RALPH MCNUTT: I’ve been a space cadet since I was a kid. And you know it’s the whole exploration thing. I mean I just I can’t I have a hard time relating to people who can’t be excited about all of this. I mean it’s going to new places, it’s learning new things, it’s sort of pulling the curtain back from all of the unknown. You know you look at the old maps of the world back from not too long after Columbus’s voyage and there were always the edges that was you know “here there be dragons”—the areas that we just didn’t understand, and the speculation about our own place in the universe of course has evolved just remarkably over the last century.

MORGAN: Ralph is eyeing a mission to further pull back the curtain of the mystery that is interstellar space.

MCNUTT: One of the things that has sort of been on the books for a long time within the robotics science part of NASA is the idea of getting a really fast probe out to as far as you can get from the sun, and really trying to understand how that our own home and space really interacts with the interstellar medium.
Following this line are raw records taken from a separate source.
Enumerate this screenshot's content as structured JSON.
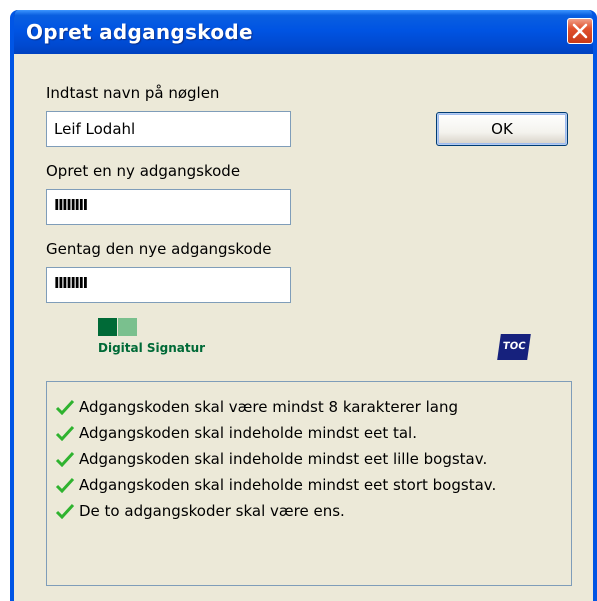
{
  "window": {
    "title": "Opret adgangskode"
  },
  "form": {
    "name_label": "Indtast navn på nøglen",
    "name_value": "Leif Lodahl",
    "new_password_label": "Opret en ny adgangskode",
    "new_password_value": "IIIIIIII",
    "repeat_password_label": "Gentag den nye adgangskode",
    "repeat_password_value": "IIIIIIII"
  },
  "buttons": {
    "ok_label": "OK"
  },
  "logos": {
    "digital_signatur": "Digital Signatur",
    "toc": "TOC"
  },
  "rules": [
    {
      "text": "Adgangskoden skal være mindst 8 karakterer lang",
      "satisfied": true
    },
    {
      "text": "Adgangskoden skal indeholde mindst eet tal.",
      "satisfied": true
    },
    {
      "text": "Adgangskoden skal indeholde mindst eet lille bogstav.",
      "satisfied": true
    },
    {
      "text": "Adgangskoden skal indeholde mindst eet stort bogstav.",
      "satisfied": true
    },
    {
      "text": "De to adgangskoder skal være ens.",
      "satisfied": true
    }
  ],
  "colors": {
    "titlebar": "#0054e3",
    "check": "#2fb32f",
    "close": "#e0512d",
    "ds_green": "#006a37",
    "toc_blue": "#16217d"
  }
}
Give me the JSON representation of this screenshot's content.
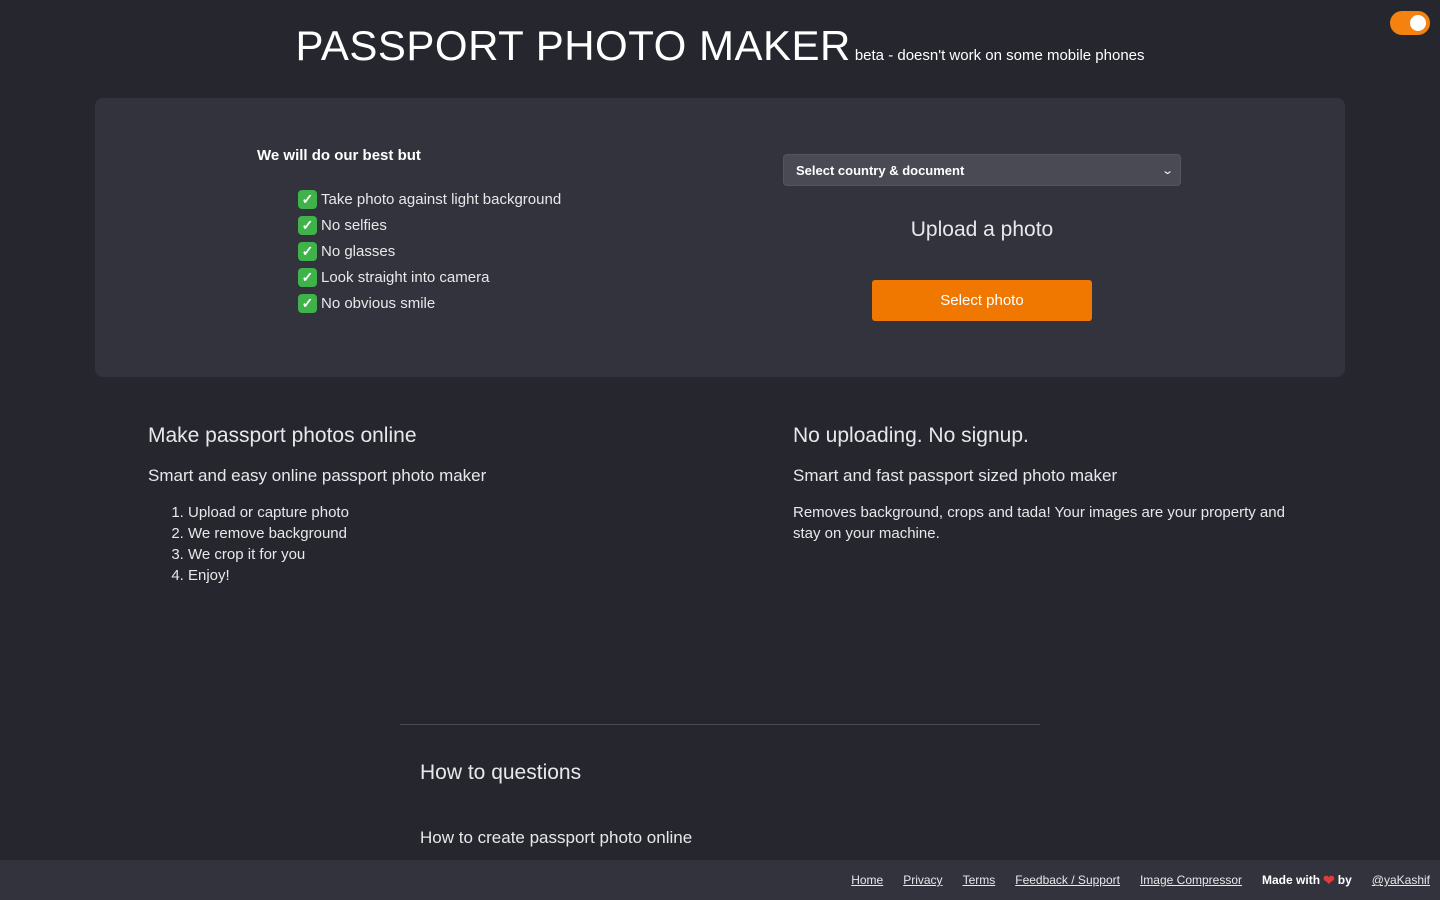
{
  "header": {
    "title": "PASSPORT PHOTO MAKER",
    "subtitle": "beta - doesn't work on some mobile phones"
  },
  "theme_toggle": {
    "state": "on",
    "accent": "#f5820f"
  },
  "tips": {
    "heading": "We will do our best but",
    "items": [
      "Take photo against light background",
      "No selfies",
      "No glasses",
      "Look straight into camera",
      "No obvious smile"
    ]
  },
  "uploader": {
    "select_placeholder": "Select country & document",
    "upload_label": "Upload a photo",
    "button_label": "Select photo",
    "button_color": "#f07800"
  },
  "info_left": {
    "heading": "Make passport photos online",
    "subheading": "Smart and easy online passport photo maker",
    "steps": [
      "Upload or capture photo",
      "We remove background",
      "We crop it for you",
      "Enjoy!"
    ]
  },
  "info_right": {
    "heading": "No uploading. No signup.",
    "subheading": "Smart and fast passport sized photo maker",
    "description": "Removes background, crops and tada! Your images are your property and stay on your machine."
  },
  "faq": {
    "heading": "How to questions",
    "items": [
      "How to create passport photo online"
    ]
  },
  "footer": {
    "links": [
      "Home",
      "Privacy",
      "Terms",
      "Feedback / Support",
      "Image Compressor"
    ],
    "made_with": "Made with",
    "by": "by",
    "author": "@yaKashif"
  }
}
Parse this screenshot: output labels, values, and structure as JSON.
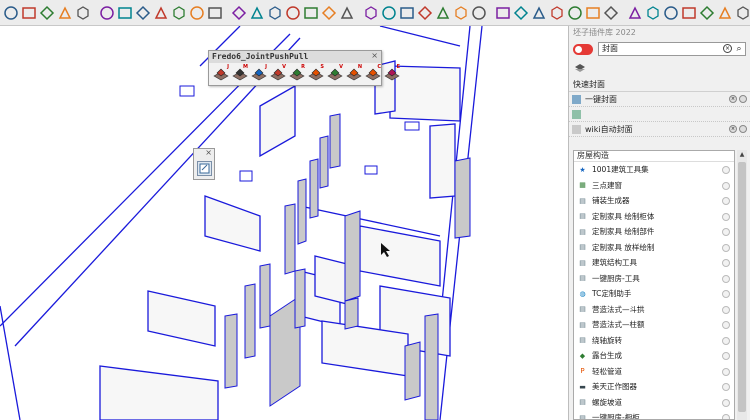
{
  "toolbar": {
    "icons": [
      "select-icon",
      "circle-tool-icon",
      "sun-icon",
      "teapot-icon",
      "orbit-icon",
      "zoom-icon",
      "zoom-extents-icon",
      "prev-view-icon",
      "section-icon",
      "display-icon",
      "wireframe-icon",
      "material-icon",
      "gear-icon",
      "move-icon",
      "measure-icon",
      "rotate-icon",
      "section-plane-icon",
      "axis-icon",
      "text-icon",
      "dimension-icon",
      "iso-view-icon",
      "top-view-icon",
      "front-view-icon",
      "right-view-icon",
      "back-view-icon",
      "left-view-icon",
      "xray-icon",
      "hidden-line-icon",
      "shaded-icon",
      "textured-icon",
      "monochrome-icon",
      "grid-icon",
      "component-icon",
      "layer-icon",
      "scene-icon",
      "shadow-icon",
      "fog-icon",
      "edge-icon",
      "cube-icon",
      "cube-icon-2",
      "cube-icon-3"
    ]
  },
  "floating_toolbar": {
    "title": "Fredo6_JointPushPull",
    "close": "×",
    "letters": [
      "J",
      "M",
      "J",
      "V",
      "R",
      "S",
      "V",
      "N",
      "C",
      "E"
    ]
  },
  "mini_toolbar": {
    "close": "×"
  },
  "panel": {
    "title": "坯子插件库 2022",
    "search_value": "封面",
    "search_clear": "×",
    "search_go": "⌕",
    "quick_label": "快速封面",
    "pinned": [
      {
        "label": "一键封面"
      },
      {
        "label": "wiki自动封面"
      }
    ],
    "list_header": "房屋构造",
    "items": [
      {
        "label": "1001建筑工具集",
        "icon": "★",
        "color": "#1565c0"
      },
      {
        "label": "三点建窗",
        "icon": "▦",
        "color": "#2e7d32"
      },
      {
        "label": "铺装生成器",
        "icon": "▤",
        "color": "#546e7a"
      },
      {
        "label": "定制家具 绘制柜体",
        "icon": "▤",
        "color": "#546e7a"
      },
      {
        "label": "定制家具 绘制部件",
        "icon": "▤",
        "color": "#546e7a"
      },
      {
        "label": "定制家具 放样绘制",
        "icon": "▤",
        "color": "#546e7a"
      },
      {
        "label": "建筑结构工具",
        "icon": "▤",
        "color": "#546e7a"
      },
      {
        "label": "一键厨房-工具",
        "icon": "▤",
        "color": "#546e7a"
      },
      {
        "label": "TC定制助手",
        "icon": "◍",
        "color": "#0277bd"
      },
      {
        "label": "营造法式—斗拱",
        "icon": "▤",
        "color": "#546e7a"
      },
      {
        "label": "营造法式—柱额",
        "icon": "▤",
        "color": "#546e7a"
      },
      {
        "label": "绕轴旋转",
        "icon": "▤",
        "color": "#546e7a"
      },
      {
        "label": "露台生成",
        "icon": "◆",
        "color": "#2e7d32"
      },
      {
        "label": "轻松管道",
        "icon": "P",
        "color": "#e65100"
      },
      {
        "label": "美天正作图器",
        "icon": "▬",
        "color": "#37474f"
      },
      {
        "label": "螺旋坡道",
        "icon": "▤",
        "color": "#546e7a"
      },
      {
        "label": "一键厨房-橱柜",
        "icon": "▤",
        "color": "#546e7a"
      }
    ]
  }
}
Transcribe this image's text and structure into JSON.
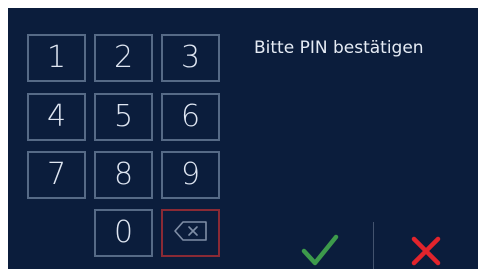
{
  "keypad": {
    "keys": [
      "1",
      "2",
      "3",
      "4",
      "5",
      "6",
      "7",
      "8",
      "9",
      "0"
    ],
    "backspace_icon": "backspace-icon"
  },
  "prompt": {
    "text": "Bitte PIN bestätigen"
  },
  "actions": {
    "confirm_icon": "checkmark-icon",
    "cancel_icon": "cross-icon"
  },
  "colors": {
    "background": "#0b1d3c",
    "key_border": "#566a86",
    "key_text": "#dfe6f2",
    "delete_border": "#8a2a35",
    "confirm": "#3d9a4b",
    "cancel": "#e2242c"
  }
}
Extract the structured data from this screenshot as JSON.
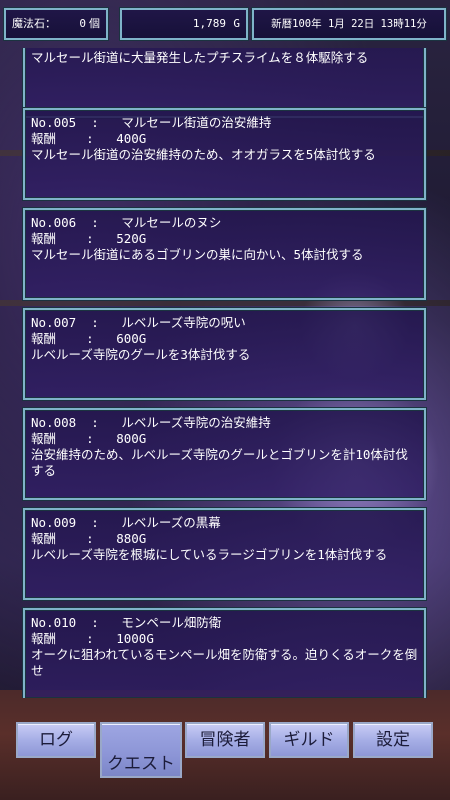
{
  "status": {
    "magic_label": "魔法石：",
    "magic_value": "0",
    "magic_unit": "個",
    "gold_value": "1,789",
    "gold_unit": "G",
    "date": "新暦100年 1月 22日 13時11分"
  },
  "quests": [
    {
      "partial": true,
      "desc": "マルセール街道に大量発生したプチスライムを８体駆除する"
    },
    {
      "no": "No.005",
      "title": "マルセール街道の治安維持",
      "reward_label": "報酬",
      "reward": "400G",
      "desc": "マルセール街道の治安維持のため、オオガラスを5体討伐する"
    },
    {
      "no": "No.006",
      "title": "マルセールのヌシ",
      "reward_label": "報酬",
      "reward": "520G",
      "desc": "マルセール街道にあるゴブリンの巣に向かい、5体討伐する"
    },
    {
      "no": "No.007",
      "title": "ルベルーズ寺院の呪い",
      "reward_label": "報酬",
      "reward": "600G",
      "desc": "ルベルーズ寺院のグールを3体討伐する"
    },
    {
      "no": "No.008",
      "title": "ルベルーズ寺院の治安維持",
      "reward_label": "報酬",
      "reward": "800G",
      "desc": "治安維持のため、ルベルーズ寺院のグールとゴブリンを計10体討伐する"
    },
    {
      "no": "No.009",
      "title": "ルベルーズの黒幕",
      "reward_label": "報酬",
      "reward": "880G",
      "desc": "ルベルーズ寺院を根城にしているラージゴブリンを1体討伐する"
    },
    {
      "no": "No.010",
      "title": "モンペール畑防衛",
      "reward_label": "報酬",
      "reward": "1000G",
      "desc": "オークに狙われているモンペール畑を防衛する。迫りくるオークを倒せ"
    }
  ],
  "tabs": {
    "log": "ログ",
    "quest": "クエスト",
    "adventurer": "冒険者",
    "guild": "ギルド",
    "settings": "設定",
    "active": "quest"
  }
}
And of course, one of the things that’s happened is that the two Voyagers, Voyager 1 and Voyager 2, have gotten into what we think is the very local interstellar medium, so they’re out there, but they are also ending. We’ve been flying for over 42 years with those spacecrafts. They were designed to last four and a half years, so went way past the warranty.

JENNY: Ralph McNutt says the Voyagers have only scratched the surface of what we can discover about interstellar space and believes now is the time to take a purposeful step into the medium.

MORGAN: He is hoping the mission provisionally known as the Interstellar Probe will be possible in the early 2030s.

MCNUTT: You have to keep reaching out, you have to keep trying, and I keep thinking well perhaps the appropriate quote there is the line from the “Tao Te Ching” by Lao Tzu, that “the thousand-mile journey begins with a single step.” Again, every time we reach out, every time we go to a new place, well we learn something new, and we learn how to do things differently, and that’s what’s called progress.

And let me just say that it’s a good thing Oak Ridge is in this business because a lot of these things that we now think we can do, if it weren’t for this, they certainly would not be possible in the near future.



JENNY: Thank you so much for listening to this episode of the “Sound of Science.” We’d love to hear from you, so please leave a comment or review wherever you get your podcasts.

MORGAN: You can find us on Apple podcasts, Google Play Music or Spotify. And don’t forget to subscribe so you get the newest episode when it’s released. 

JENNY: Until next time!